Abdullah arrived in his Mustang with a trunk full of cases of bottled water. One of his teammates, linebacker Antwione Williams, and Lions director of security Elton Moore brought cases of water, too.
Abdullah also assisted with the group’s GoFundMe page, which had raised $2,560 as of 10 p.m. Sunday night. At the three-hour fundraiser Sunday, an extra $340 and 53 cases of bottled water were donated -- ahead of the organization's goal of 50 cases.
“I kind of understood what was going on and obviously the government has granted several million dollars to repair the pipes, the lead pipes in Flint,” Abdullah said. “Obviously those won’t really be in effect until 2020. It’s 2017 now, three years is far too long just to let people continue to suffer. Just to see how these kids are taking initiative to reach out to show some people who are very deserving that they care that they understand the sentiment. That they understand that there’s a need in that area.

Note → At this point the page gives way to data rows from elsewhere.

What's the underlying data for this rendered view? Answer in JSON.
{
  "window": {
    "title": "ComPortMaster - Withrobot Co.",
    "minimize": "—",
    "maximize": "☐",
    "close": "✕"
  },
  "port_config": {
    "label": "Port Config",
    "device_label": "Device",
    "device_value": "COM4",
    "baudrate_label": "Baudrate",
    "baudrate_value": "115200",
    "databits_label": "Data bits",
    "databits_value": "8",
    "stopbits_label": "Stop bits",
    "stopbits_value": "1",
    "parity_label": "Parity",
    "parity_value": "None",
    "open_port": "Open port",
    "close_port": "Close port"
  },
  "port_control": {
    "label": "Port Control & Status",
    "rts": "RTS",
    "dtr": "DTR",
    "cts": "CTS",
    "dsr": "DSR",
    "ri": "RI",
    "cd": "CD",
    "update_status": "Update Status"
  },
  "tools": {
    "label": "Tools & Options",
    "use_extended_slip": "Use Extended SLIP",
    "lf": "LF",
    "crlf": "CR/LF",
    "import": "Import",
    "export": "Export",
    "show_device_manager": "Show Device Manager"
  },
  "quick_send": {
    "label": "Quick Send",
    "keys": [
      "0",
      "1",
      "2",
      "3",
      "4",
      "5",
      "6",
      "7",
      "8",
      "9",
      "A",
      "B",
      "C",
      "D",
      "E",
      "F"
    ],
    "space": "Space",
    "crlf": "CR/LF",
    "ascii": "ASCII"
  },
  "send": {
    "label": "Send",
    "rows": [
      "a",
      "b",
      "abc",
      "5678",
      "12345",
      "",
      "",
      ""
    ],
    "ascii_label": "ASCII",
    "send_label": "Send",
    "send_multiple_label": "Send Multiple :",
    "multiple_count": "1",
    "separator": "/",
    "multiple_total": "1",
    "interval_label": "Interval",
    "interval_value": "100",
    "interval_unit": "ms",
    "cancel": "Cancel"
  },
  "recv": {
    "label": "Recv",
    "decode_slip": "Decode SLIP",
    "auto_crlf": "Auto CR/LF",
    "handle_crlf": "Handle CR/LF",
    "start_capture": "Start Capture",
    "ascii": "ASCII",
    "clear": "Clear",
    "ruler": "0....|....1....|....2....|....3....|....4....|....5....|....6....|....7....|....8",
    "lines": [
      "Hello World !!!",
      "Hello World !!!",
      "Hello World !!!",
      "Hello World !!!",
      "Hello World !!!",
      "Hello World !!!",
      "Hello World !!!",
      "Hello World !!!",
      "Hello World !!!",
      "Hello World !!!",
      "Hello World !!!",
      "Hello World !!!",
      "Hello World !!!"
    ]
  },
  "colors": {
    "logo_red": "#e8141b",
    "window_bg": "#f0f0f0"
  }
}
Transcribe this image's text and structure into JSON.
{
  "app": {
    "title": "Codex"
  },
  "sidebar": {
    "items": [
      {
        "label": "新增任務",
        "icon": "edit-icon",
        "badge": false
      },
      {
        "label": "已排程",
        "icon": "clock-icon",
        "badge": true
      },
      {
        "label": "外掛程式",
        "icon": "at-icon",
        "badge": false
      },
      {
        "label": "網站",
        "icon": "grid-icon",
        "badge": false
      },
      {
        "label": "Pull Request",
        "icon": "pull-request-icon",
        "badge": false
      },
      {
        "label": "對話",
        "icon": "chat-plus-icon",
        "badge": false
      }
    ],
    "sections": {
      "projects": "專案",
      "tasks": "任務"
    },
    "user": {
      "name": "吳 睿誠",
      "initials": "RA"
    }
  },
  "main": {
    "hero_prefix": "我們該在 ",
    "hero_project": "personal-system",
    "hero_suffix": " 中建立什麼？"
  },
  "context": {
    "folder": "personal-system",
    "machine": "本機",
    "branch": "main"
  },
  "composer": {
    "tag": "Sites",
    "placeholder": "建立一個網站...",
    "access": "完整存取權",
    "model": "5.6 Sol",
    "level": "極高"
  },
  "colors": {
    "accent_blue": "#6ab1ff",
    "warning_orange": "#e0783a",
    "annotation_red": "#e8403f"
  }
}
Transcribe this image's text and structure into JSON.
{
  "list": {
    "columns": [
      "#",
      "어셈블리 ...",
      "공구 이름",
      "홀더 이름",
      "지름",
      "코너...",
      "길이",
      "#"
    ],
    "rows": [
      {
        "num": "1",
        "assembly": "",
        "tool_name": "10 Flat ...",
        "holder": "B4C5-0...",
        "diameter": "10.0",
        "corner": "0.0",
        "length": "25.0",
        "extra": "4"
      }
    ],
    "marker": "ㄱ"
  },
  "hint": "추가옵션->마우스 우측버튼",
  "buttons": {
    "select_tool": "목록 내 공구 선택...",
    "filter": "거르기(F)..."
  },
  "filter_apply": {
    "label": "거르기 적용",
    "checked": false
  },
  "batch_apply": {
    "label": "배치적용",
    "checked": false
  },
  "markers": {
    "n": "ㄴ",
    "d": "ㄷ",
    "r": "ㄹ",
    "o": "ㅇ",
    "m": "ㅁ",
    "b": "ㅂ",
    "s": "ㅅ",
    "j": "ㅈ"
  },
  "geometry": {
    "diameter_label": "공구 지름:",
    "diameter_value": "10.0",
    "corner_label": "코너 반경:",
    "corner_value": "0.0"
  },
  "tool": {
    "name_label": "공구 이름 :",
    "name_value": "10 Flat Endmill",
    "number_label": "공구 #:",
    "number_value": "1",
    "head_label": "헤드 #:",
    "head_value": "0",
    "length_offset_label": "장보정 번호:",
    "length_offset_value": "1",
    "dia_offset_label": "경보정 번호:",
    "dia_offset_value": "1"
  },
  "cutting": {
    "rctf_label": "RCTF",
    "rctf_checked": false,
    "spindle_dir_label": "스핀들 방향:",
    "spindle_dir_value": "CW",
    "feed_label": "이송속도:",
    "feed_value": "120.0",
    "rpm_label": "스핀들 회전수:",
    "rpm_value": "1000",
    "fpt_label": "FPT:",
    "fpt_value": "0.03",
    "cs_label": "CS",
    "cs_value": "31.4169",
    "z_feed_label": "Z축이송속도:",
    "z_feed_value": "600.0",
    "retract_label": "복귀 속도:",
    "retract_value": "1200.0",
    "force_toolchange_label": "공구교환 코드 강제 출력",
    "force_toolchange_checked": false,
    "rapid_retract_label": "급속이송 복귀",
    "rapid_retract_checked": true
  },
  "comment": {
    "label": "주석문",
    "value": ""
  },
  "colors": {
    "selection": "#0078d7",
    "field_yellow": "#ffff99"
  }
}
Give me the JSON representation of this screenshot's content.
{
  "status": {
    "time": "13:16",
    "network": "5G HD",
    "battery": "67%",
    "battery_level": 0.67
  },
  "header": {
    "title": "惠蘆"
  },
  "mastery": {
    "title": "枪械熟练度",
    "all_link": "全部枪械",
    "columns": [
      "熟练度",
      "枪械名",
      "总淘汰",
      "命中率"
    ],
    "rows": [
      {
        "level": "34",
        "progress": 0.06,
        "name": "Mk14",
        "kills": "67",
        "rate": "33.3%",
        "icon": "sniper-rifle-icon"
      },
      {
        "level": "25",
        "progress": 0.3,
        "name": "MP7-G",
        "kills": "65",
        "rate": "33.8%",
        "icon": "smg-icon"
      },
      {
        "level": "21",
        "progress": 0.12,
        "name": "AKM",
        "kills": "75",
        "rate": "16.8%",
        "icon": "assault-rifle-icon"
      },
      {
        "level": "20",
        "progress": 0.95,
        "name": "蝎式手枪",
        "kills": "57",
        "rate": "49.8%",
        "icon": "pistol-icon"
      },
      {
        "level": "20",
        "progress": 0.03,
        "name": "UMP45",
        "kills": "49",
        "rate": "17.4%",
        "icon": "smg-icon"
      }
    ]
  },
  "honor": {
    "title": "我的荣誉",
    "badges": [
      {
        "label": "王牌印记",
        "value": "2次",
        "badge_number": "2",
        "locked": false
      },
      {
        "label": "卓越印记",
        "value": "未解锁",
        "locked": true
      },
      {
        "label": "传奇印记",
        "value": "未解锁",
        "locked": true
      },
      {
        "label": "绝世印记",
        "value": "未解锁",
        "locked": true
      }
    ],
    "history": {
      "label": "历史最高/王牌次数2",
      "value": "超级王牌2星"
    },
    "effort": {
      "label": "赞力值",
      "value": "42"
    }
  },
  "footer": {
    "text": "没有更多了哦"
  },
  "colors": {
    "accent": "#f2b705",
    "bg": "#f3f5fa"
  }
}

“It’s something that I’ve always been infatuated with, seeing young people taking a step. To see the young people taking a step and to stand together in solidarity and come out and do something not for yourself it was really a blessing.”
Abdullah is not the first Lions player to help with the ongoing water crisis. Last year, Lions defensive end Ezekiel Ansah donated 94,000 bottles of water to help the crisis and went to Flint with some Lions defensive linemen to help make the donation in person.
The Lions’ charity arm also donated an undisclosed amount of money to help with the crisis last year. In December of 2016, former Lions linebacker DeAndre Levy wrote about the crisis in his weekly Detroit Free Press column, asking people not to forget about the issue, which has been going on for over a year.
Last month, according to CNN, the state of Michigan committed $97 million to replace “lead or galvanized steel water lines” in Flint. The project, though, is not expected to be completed until 2020. Flint declared a state of emergency on its water supply in December 2015, and the crisis had led to criminal charges, a federal investigation and class action lawsuits according to a CNN timeline.